16 April 2008|
Do You Qualify for Food Stamps?
It seems the government just can't wait to give away your money
By Joe Holmes
I was driving home the other day and heard a very interest radio advertisement. I may qualify for food stamps and the United States government wants to help me in this pursuit. Do I have a job? If I do, it is no problem, according to this recent radio spot. Call and talk to someone today!
Am I the only one who finds this a little absurd? It is estimated that within the year a record 28 million citizens will be on food stamps. This is nearly 1 in 10 Americans. Some states such as West Virginia and Michigan boast rates as high as one in six citizens on food stamps. The U.S. government spends roughly $3 billion dollars a month on this federal program. And where do at least some of these resources go? Towards advertising and bringing in new recipients.
According to the ad, I no longer have to hang my head in shame when using food stamps. No, I can get a check card with upwards of $500 a month for a family of four on it and I can use it discreetly. No one ever has to know that I am on food stamps, not even the checker at my local grocery store. Is there a maximum time-period that I can receive food stamps? Of course not!

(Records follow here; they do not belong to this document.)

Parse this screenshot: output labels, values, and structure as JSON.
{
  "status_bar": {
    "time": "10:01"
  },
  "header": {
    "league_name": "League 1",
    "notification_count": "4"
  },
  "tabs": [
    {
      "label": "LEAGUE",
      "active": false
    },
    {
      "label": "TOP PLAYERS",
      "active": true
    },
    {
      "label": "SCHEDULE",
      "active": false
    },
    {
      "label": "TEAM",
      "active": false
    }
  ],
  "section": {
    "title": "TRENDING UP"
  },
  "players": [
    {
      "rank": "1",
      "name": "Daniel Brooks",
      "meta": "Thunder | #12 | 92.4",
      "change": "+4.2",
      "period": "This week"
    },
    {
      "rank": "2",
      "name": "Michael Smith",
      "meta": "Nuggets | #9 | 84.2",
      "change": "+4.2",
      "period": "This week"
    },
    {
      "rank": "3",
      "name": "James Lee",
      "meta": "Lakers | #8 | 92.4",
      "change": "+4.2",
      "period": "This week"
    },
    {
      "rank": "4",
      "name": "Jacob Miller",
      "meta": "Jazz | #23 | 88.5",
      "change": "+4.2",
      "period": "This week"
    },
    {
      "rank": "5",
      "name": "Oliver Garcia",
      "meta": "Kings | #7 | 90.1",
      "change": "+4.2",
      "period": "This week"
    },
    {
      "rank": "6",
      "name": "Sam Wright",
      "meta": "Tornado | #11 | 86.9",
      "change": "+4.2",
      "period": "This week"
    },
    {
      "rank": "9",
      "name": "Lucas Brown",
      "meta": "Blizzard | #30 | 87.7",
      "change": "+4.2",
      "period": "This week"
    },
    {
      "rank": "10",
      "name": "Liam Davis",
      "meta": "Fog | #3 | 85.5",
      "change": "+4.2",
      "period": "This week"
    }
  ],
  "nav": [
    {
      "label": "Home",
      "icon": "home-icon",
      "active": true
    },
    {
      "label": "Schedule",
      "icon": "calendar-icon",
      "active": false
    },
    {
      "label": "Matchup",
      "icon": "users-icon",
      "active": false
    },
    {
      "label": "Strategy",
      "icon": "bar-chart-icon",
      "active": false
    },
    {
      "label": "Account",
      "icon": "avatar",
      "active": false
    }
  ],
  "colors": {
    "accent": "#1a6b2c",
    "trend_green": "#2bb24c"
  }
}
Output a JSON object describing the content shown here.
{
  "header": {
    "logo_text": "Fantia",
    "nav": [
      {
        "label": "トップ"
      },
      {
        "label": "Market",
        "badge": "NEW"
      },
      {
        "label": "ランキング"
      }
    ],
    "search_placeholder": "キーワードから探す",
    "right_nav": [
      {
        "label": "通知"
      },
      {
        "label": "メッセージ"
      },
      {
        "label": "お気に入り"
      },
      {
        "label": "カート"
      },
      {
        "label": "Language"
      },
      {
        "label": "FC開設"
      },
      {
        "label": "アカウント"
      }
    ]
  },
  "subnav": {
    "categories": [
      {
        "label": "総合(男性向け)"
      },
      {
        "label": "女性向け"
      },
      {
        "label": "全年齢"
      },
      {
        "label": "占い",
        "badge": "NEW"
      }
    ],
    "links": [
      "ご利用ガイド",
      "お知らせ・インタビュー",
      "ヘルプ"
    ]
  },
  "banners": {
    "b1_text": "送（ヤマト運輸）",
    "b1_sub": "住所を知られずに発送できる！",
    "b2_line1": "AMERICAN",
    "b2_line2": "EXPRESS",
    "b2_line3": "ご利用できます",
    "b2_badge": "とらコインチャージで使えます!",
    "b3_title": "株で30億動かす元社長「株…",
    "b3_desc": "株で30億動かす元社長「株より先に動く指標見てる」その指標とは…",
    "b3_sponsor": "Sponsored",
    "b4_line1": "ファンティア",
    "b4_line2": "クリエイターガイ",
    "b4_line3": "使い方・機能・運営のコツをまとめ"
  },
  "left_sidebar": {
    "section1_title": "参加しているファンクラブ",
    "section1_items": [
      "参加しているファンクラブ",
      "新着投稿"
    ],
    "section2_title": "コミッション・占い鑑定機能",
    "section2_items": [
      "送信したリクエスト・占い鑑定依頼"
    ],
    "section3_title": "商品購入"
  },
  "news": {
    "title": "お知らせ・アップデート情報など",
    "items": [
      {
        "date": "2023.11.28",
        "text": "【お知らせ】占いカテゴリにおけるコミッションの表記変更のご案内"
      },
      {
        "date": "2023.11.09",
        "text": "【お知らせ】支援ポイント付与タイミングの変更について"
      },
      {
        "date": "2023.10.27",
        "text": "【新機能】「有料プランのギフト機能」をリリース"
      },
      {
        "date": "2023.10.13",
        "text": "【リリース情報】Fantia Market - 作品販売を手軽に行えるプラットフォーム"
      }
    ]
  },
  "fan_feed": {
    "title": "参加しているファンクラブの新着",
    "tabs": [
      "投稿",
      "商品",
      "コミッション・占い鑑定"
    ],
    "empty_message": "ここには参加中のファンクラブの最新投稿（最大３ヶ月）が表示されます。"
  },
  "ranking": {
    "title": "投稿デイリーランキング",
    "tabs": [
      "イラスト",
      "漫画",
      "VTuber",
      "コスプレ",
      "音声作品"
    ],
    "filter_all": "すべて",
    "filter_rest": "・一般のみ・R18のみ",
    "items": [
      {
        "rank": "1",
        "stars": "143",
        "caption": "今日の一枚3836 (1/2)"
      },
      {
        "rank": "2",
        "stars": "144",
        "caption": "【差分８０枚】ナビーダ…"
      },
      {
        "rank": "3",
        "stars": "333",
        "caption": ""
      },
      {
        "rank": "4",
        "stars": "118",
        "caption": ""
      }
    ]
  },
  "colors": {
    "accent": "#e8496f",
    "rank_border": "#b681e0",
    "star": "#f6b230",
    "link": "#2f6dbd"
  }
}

Go to the United States Department of Agriculture website and they proudly advertise that the food stamp program is working. In 2005, sixty-five percent of those eligible for foods stamps participated in the program, up from just sixty-one percent in 2004 and fifty-four percent in 2001. Four consecutive years of proud growth to the United States’ food stamp program.
The Food Stamp program was designed to give struggling families access to healthy foods. But the perverse result has been that some subgroups, such as non-elderly women, are more likely to be obese as a result of extended food stamp usage. At a time where the federal government has declared war on obesity, it is quite ironic that participation in the food stamp program may actually increase unhealthy eating habits and weight gain.
Even if you are a supporter of food stamps for underprivileged children and families, can you really support taxpayer money being spent on trying to court new participants into the food stamp program? The ad was clearly targeted toward working singles…are these the people who food stamps were designed to help? With the deficit rising and our national debt skyrocketing, is this the time for the government to place television and radio ads to encourage food stamp usage and assuage fears of being stigmatized for using food stamps? At some point, we will have to address these issues and I don’t see how we can continue down this current path.